**BRIEF**
Lines below that hold the word "Firm" must be copied in full.
● ● ● ●
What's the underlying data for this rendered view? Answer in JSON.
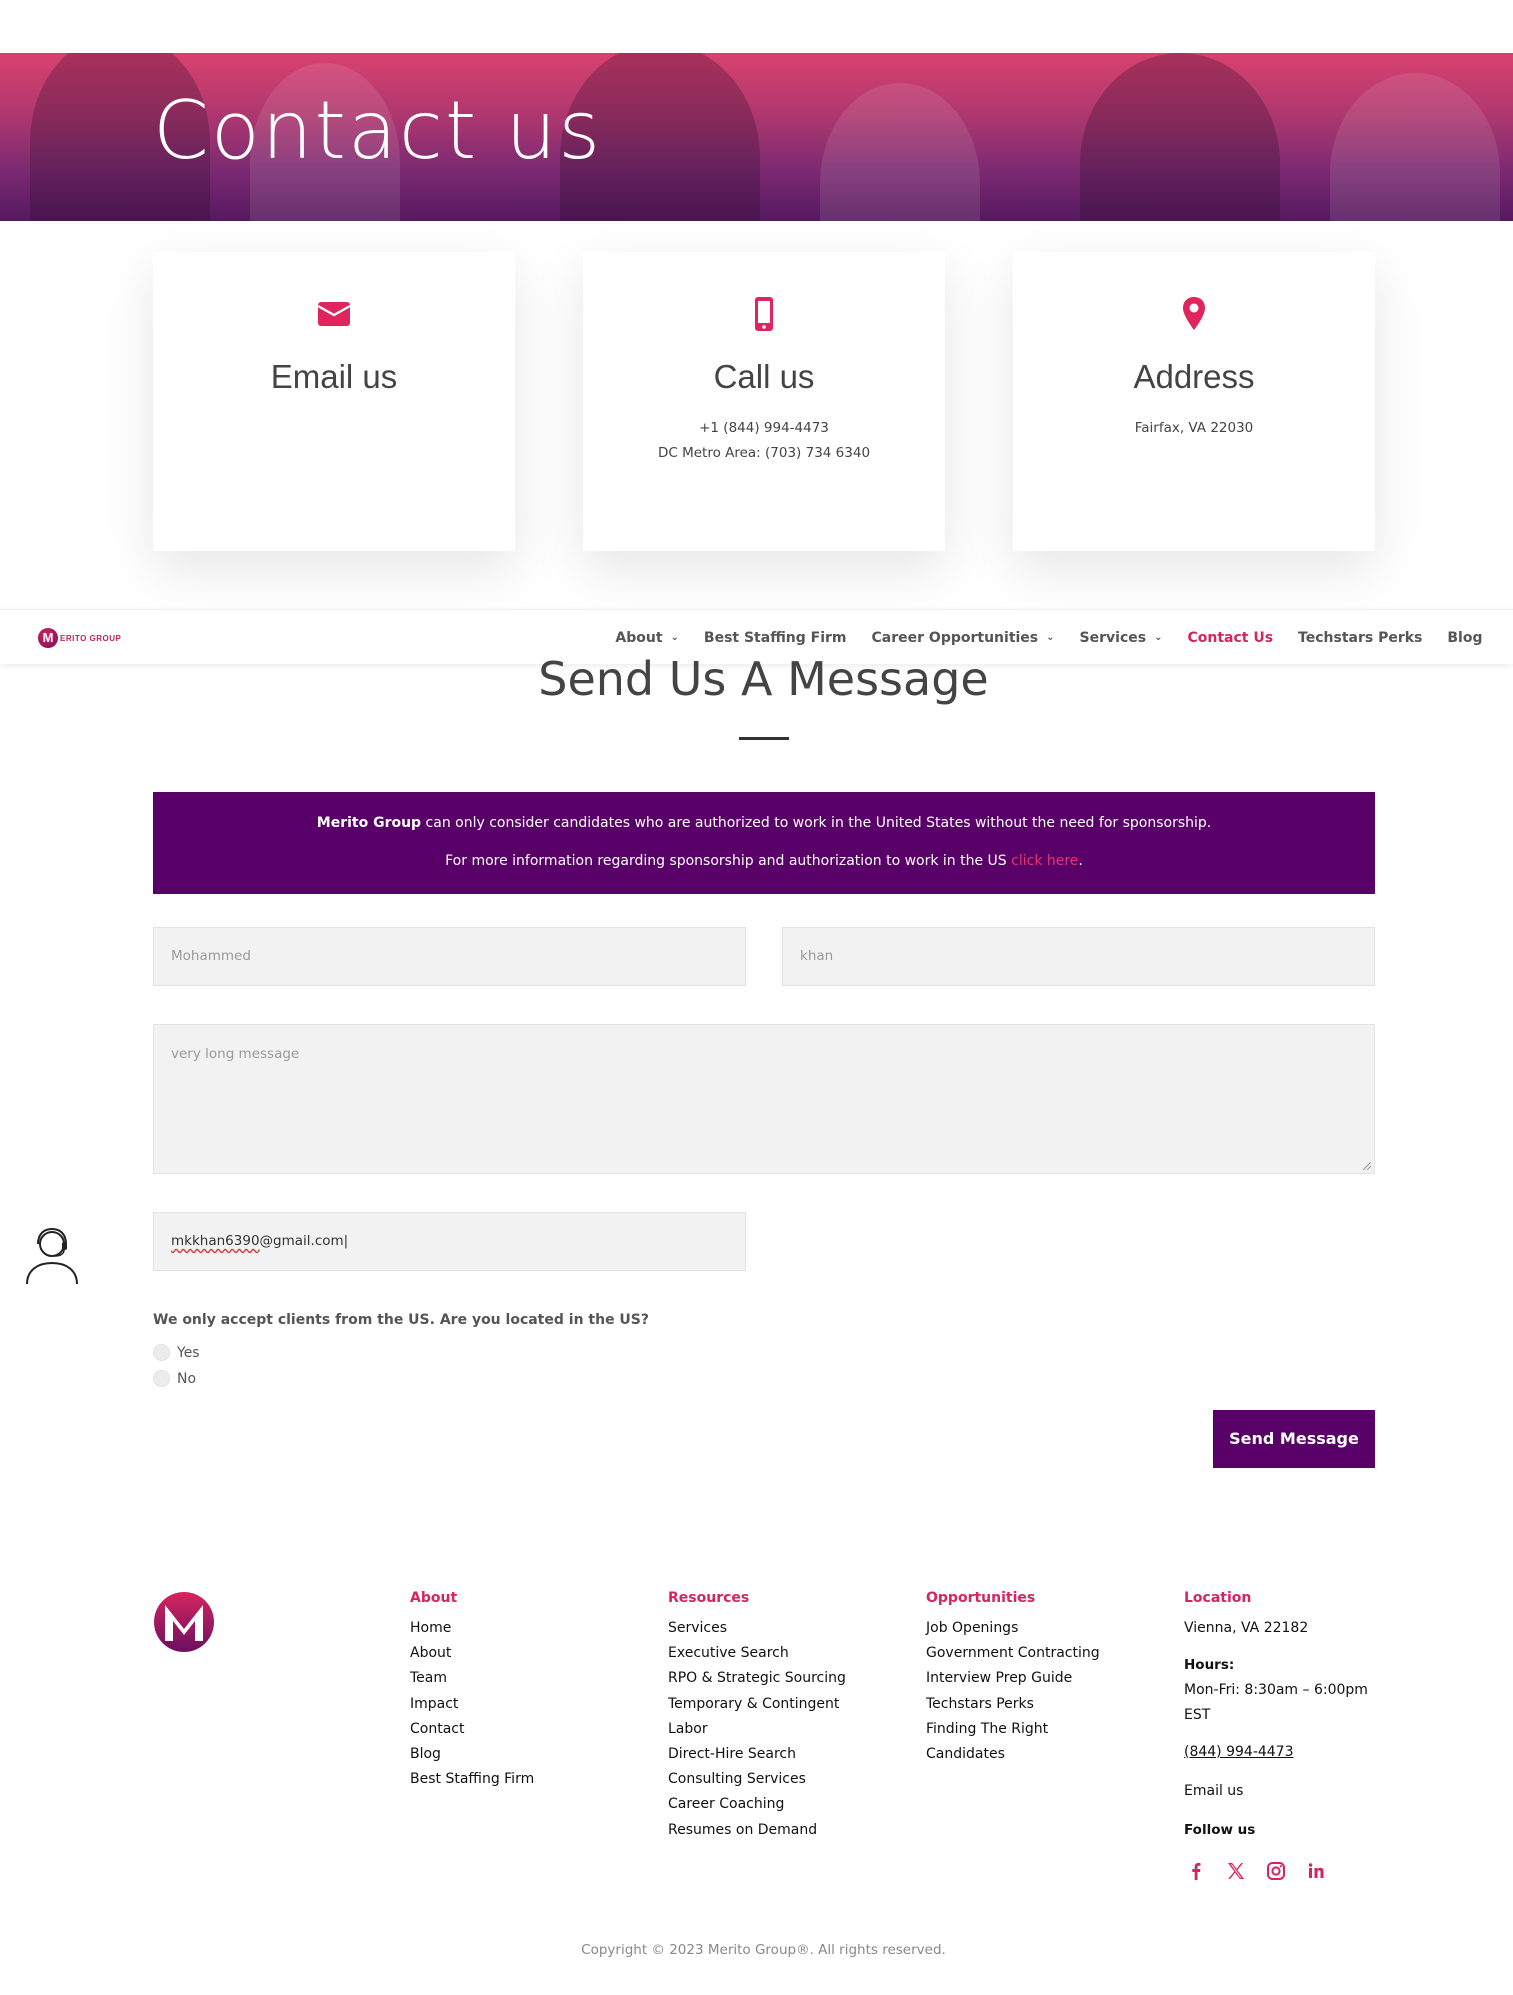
{
  "hero": {
    "title": "Contact us"
  },
  "cards": [
    {
      "icon": "envelope-icon",
      "title": "Email us",
      "lines": []
    },
    {
      "icon": "phone-icon",
      "title": "Call us",
      "lines": [
        "+1 (844) 994-4473",
        "DC Metro Area: (703) 734 6340"
      ]
    },
    {
      "icon": "location-pin-icon",
      "title": "Address",
      "lines": [
        "Fairfax, VA 22030"
      ]
    }
  ],
  "nav": {
    "logo_text": "ERITO GROUP",
    "logo_letter": "M",
    "items": [
      {
        "label": "About",
        "has_dropdown": true
      },
      {
        "label": "Best Staffing Firm",
        "has_dropdown": false
      },
      {
        "label": "Career Opportunities",
        "has_dropdown": true
      },
      {
        "label": "Services",
        "has_dropdown": true
      },
      {
        "label": "Contact Us",
        "has_dropdown": false,
        "active": true
      },
      {
        "label": "Techstars Perks",
        "has_dropdown": false
      },
      {
        "label": "Blog",
        "has_dropdown": false
      }
    ]
  },
  "message_section": {
    "title": "Send Us A Message",
    "notice": {
      "company": "Merito Group",
      "line1_rest": " can only consider candidates who are authorized to work in the United States without the need for sponsorship.",
      "line2": "For more information regarding sponsorship and authorization to work in the US ",
      "link": "click here",
      "line2_end": "."
    },
    "form": {
      "first_name_placeholder": "Mohammed",
      "last_name_placeholder": "khan",
      "message_placeholder": "very long message",
      "email_user": "mkkhan6390",
      "email_domain": "@gmail.com",
      "question": "We only accept clients from the US. Are you located in the US?",
      "options": [
        "Yes",
        "No"
      ],
      "submit_label": "Send Message"
    }
  },
  "footer": {
    "columns": [
      {
        "heading": "About",
        "links": [
          "Home",
          "About",
          "Team",
          "Impact",
          "Contact",
          "Blog",
          "Best Staffing Firm"
        ]
      },
      {
        "heading": "Resources",
        "links": [
          "Services",
          "Executive Search",
          "RPO & Strategic Sourcing",
          "Temporary & Contingent",
          "Labor",
          "Direct-Hire Search",
          "Consulting Services",
          "Career Coaching",
          "Resumes on Demand"
        ]
      },
      {
        "heading": "Opportunities",
        "links": [
          "Job Openings",
          "Government Contracting",
          "Interview Prep Guide",
          "Techstars Perks",
          "Finding The Right",
          "Candidates"
        ]
      }
    ],
    "location": {
      "heading": "Location",
      "address": "Vienna, VA 22182",
      "hours_label": "Hours:",
      "hours": "Mon-Fri: 8:30am – 6:00pm",
      "hours_tz": "EST",
      "phone": "(844) 994-4473",
      "email_label": "Email us",
      "follow_label": "Follow us",
      "social": [
        "facebook-icon",
        "x-icon",
        "instagram-icon",
        "linkedin-icon"
      ]
    },
    "copyright": "Copyright © 2023 Merito Group®. All rights reserved."
  },
  "colors": {
    "accent": "#d6245f",
    "purple": "#580068"
  }
}
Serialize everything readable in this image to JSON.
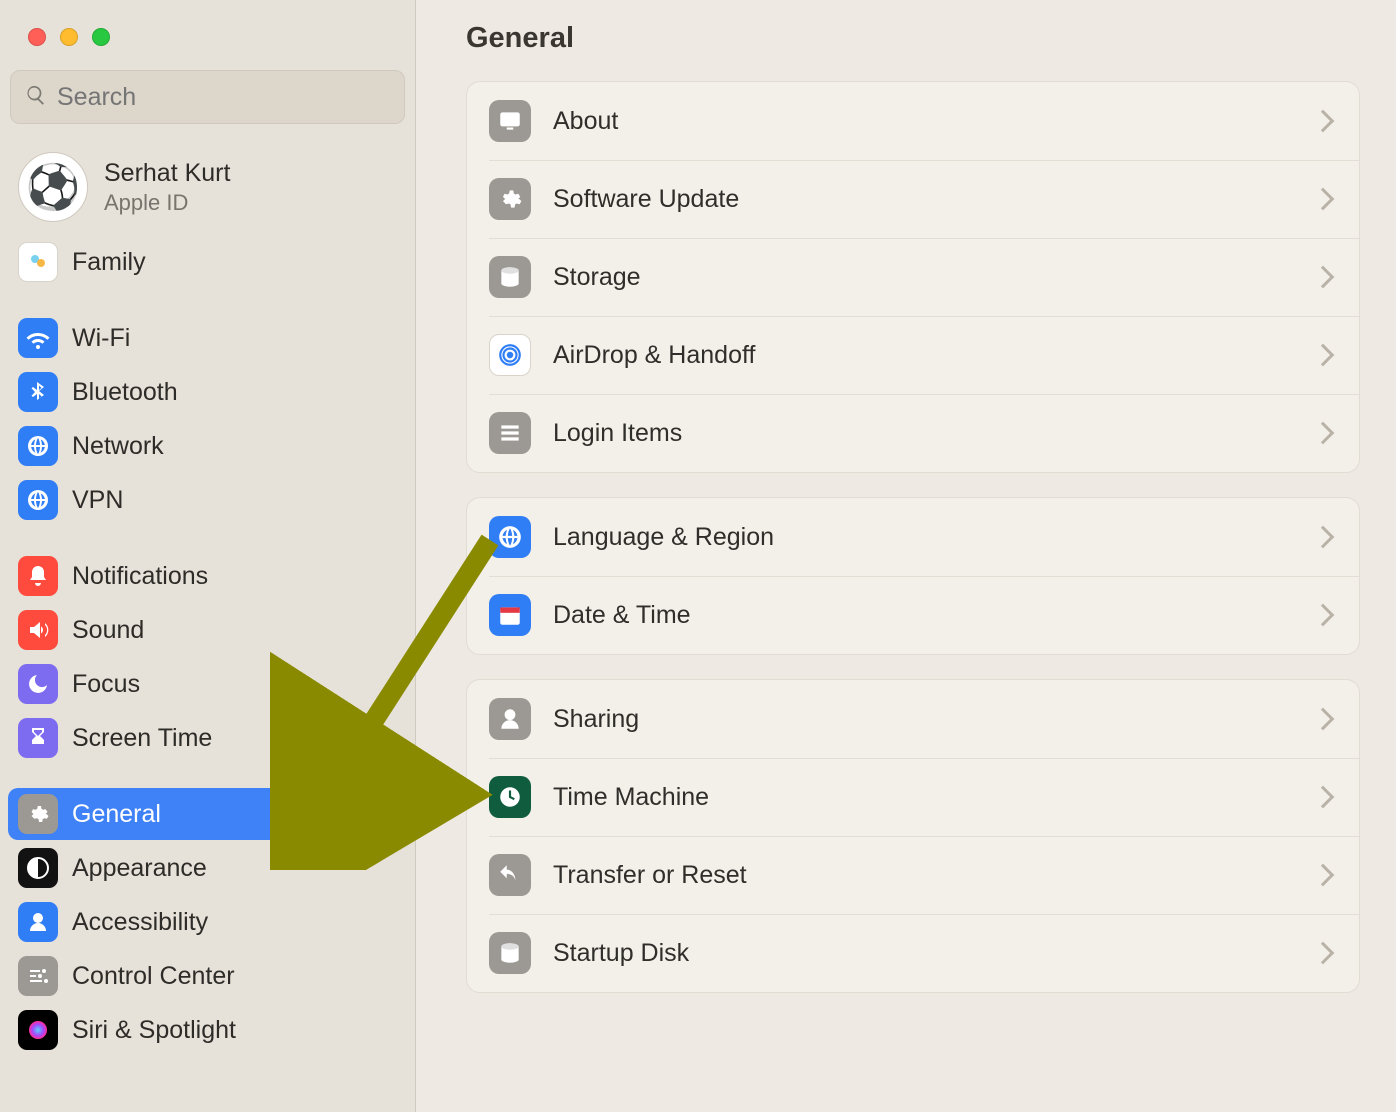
{
  "search": {
    "placeholder": "Search"
  },
  "account": {
    "name": "Serhat Kurt",
    "subtitle": "Apple ID"
  },
  "header": {
    "title": "General"
  },
  "sidebar_top": [
    {
      "id": "family",
      "label": "Family",
      "icon": "family",
      "bg": "#ffffff"
    }
  ],
  "sidebar_network": [
    {
      "id": "wifi",
      "label": "Wi-Fi",
      "icon": "wifi",
      "bg": "#2f7ef6"
    },
    {
      "id": "bluetooth",
      "label": "Bluetooth",
      "icon": "bluetooth",
      "bg": "#2f7ef6"
    },
    {
      "id": "network",
      "label": "Network",
      "icon": "globe",
      "bg": "#2f7ef6"
    },
    {
      "id": "vpn",
      "label": "VPN",
      "icon": "globe",
      "bg": "#2f7ef6"
    }
  ],
  "sidebar_activity": [
    {
      "id": "notifications",
      "label": "Notifications",
      "icon": "bell",
      "bg": "#ff4b3e"
    },
    {
      "id": "sound",
      "label": "Sound",
      "icon": "speaker",
      "bg": "#ff4b3e"
    },
    {
      "id": "focus",
      "label": "Focus",
      "icon": "moon",
      "bg": "#7d6cf0"
    },
    {
      "id": "screentime",
      "label": "Screen Time",
      "icon": "hourglass",
      "bg": "#7d6cf0"
    }
  ],
  "sidebar_system": [
    {
      "id": "general",
      "label": "General",
      "icon": "gear",
      "bg": "#9c9893",
      "selected": true
    },
    {
      "id": "appearance",
      "label": "Appearance",
      "icon": "contrast",
      "bg": "#121212"
    },
    {
      "id": "accessibility",
      "label": "Accessibility",
      "icon": "person",
      "bg": "#2f7ef6"
    },
    {
      "id": "controlcenter",
      "label": "Control Center",
      "icon": "sliders",
      "bg": "#9c9893"
    },
    {
      "id": "siri",
      "label": "Siri & Spotlight",
      "icon": "siri",
      "bg": "#000000"
    }
  ],
  "main_groups": [
    [
      {
        "id": "about",
        "label": "About",
        "icon": "display",
        "bg": "#9c9893"
      },
      {
        "id": "update",
        "label": "Software Update",
        "icon": "gear",
        "bg": "#9c9893"
      },
      {
        "id": "storage",
        "label": "Storage",
        "icon": "disk",
        "bg": "#9c9893"
      },
      {
        "id": "airdrop",
        "label": "AirDrop & Handoff",
        "icon": "airdrop",
        "bg": "#ffffff"
      },
      {
        "id": "login",
        "label": "Login Items",
        "icon": "list",
        "bg": "#9c9893"
      }
    ],
    [
      {
        "id": "language",
        "label": "Language & Region",
        "icon": "globe",
        "bg": "#2f7ef6"
      },
      {
        "id": "datetime",
        "label": "Date & Time",
        "icon": "calendar",
        "bg": "#2f7ef6"
      }
    ],
    [
      {
        "id": "sharing",
        "label": "Sharing",
        "icon": "person",
        "bg": "#9c9893"
      },
      {
        "id": "tm",
        "label": "Time Machine",
        "icon": "clock",
        "bg": "#0f5c3f"
      },
      {
        "id": "transfer",
        "label": "Transfer or Reset",
        "icon": "undo",
        "bg": "#9c9893"
      },
      {
        "id": "startup",
        "label": "Startup Disk",
        "icon": "disk",
        "bg": "#9c9893"
      }
    ]
  ],
  "annotation": {
    "kind": "arrow",
    "target": "general"
  }
}
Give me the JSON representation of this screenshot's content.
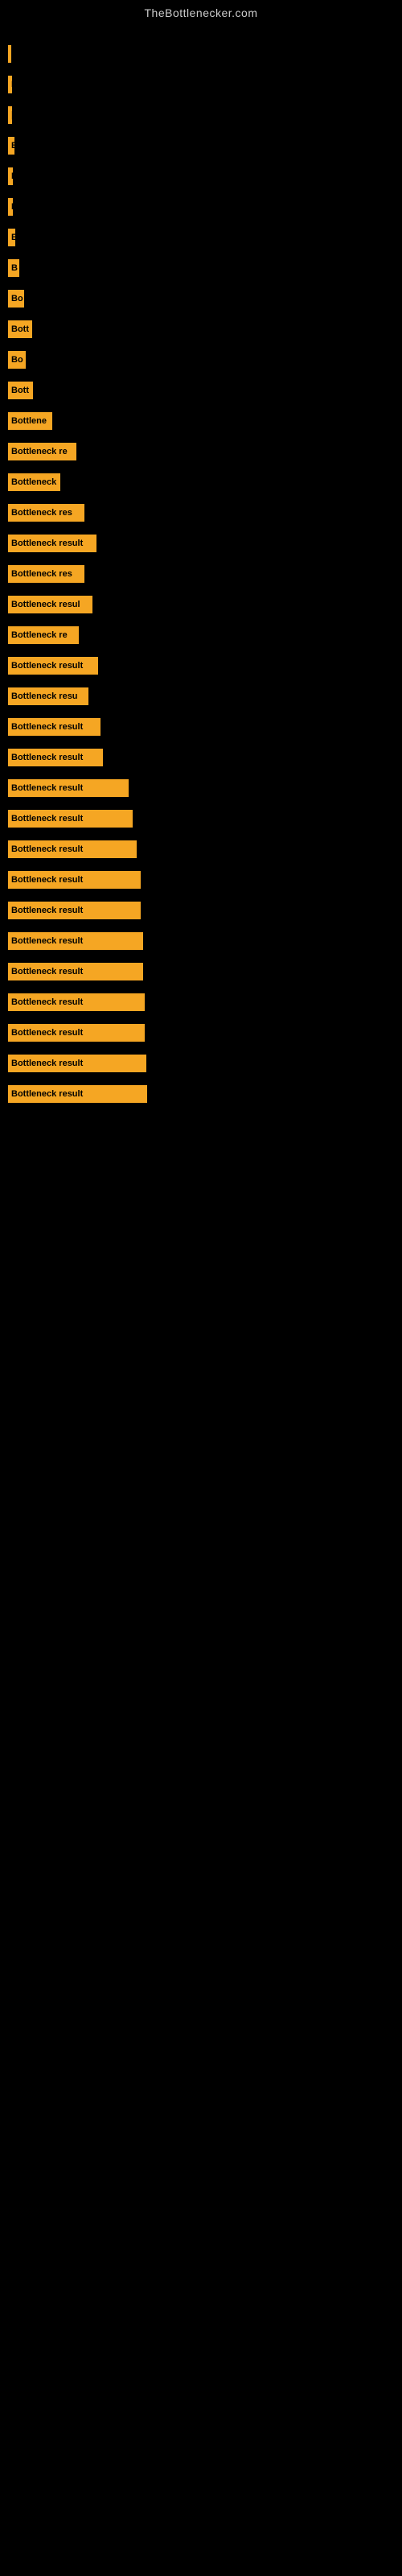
{
  "site": {
    "title": "TheBottlenecker.com"
  },
  "bars": [
    {
      "label": "|",
      "width": 4
    },
    {
      "label": "I",
      "width": 5
    },
    {
      "label": "|",
      "width": 5
    },
    {
      "label": "E",
      "width": 8
    },
    {
      "label": "I",
      "width": 6
    },
    {
      "label": "I",
      "width": 6
    },
    {
      "label": "E",
      "width": 9
    },
    {
      "label": "B",
      "width": 14
    },
    {
      "label": "Bo",
      "width": 20
    },
    {
      "label": "Bott",
      "width": 30
    },
    {
      "label": "Bo",
      "width": 22
    },
    {
      "label": "Bott",
      "width": 31
    },
    {
      "label": "Bottlene",
      "width": 55
    },
    {
      "label": "Bottleneck re",
      "width": 85
    },
    {
      "label": "Bottleneck",
      "width": 65
    },
    {
      "label": "Bottleneck res",
      "width": 95
    },
    {
      "label": "Bottleneck result",
      "width": 110
    },
    {
      "label": "Bottleneck res",
      "width": 95
    },
    {
      "label": "Bottleneck resul",
      "width": 105
    },
    {
      "label": "Bottleneck re",
      "width": 88
    },
    {
      "label": "Bottleneck result",
      "width": 112
    },
    {
      "label": "Bottleneck resu",
      "width": 100
    },
    {
      "label": "Bottleneck result",
      "width": 115
    },
    {
      "label": "Bottleneck result",
      "width": 118
    },
    {
      "label": "Bottleneck result",
      "width": 150
    },
    {
      "label": "Bottleneck result",
      "width": 155
    },
    {
      "label": "Bottleneck result",
      "width": 160
    },
    {
      "label": "Bottleneck result",
      "width": 165
    },
    {
      "label": "Bottleneck result",
      "width": 165
    },
    {
      "label": "Bottleneck result",
      "width": 168
    },
    {
      "label": "Bottleneck result",
      "width": 168
    },
    {
      "label": "Bottleneck result",
      "width": 170
    },
    {
      "label": "Bottleneck result",
      "width": 170
    },
    {
      "label": "Bottleneck result",
      "width": 172
    },
    {
      "label": "Bottleneck result",
      "width": 173
    }
  ]
}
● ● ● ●
**EXERCISE OUTPUT**
        "label": "Best Staffing Firm",
          "Best Staffing Firm"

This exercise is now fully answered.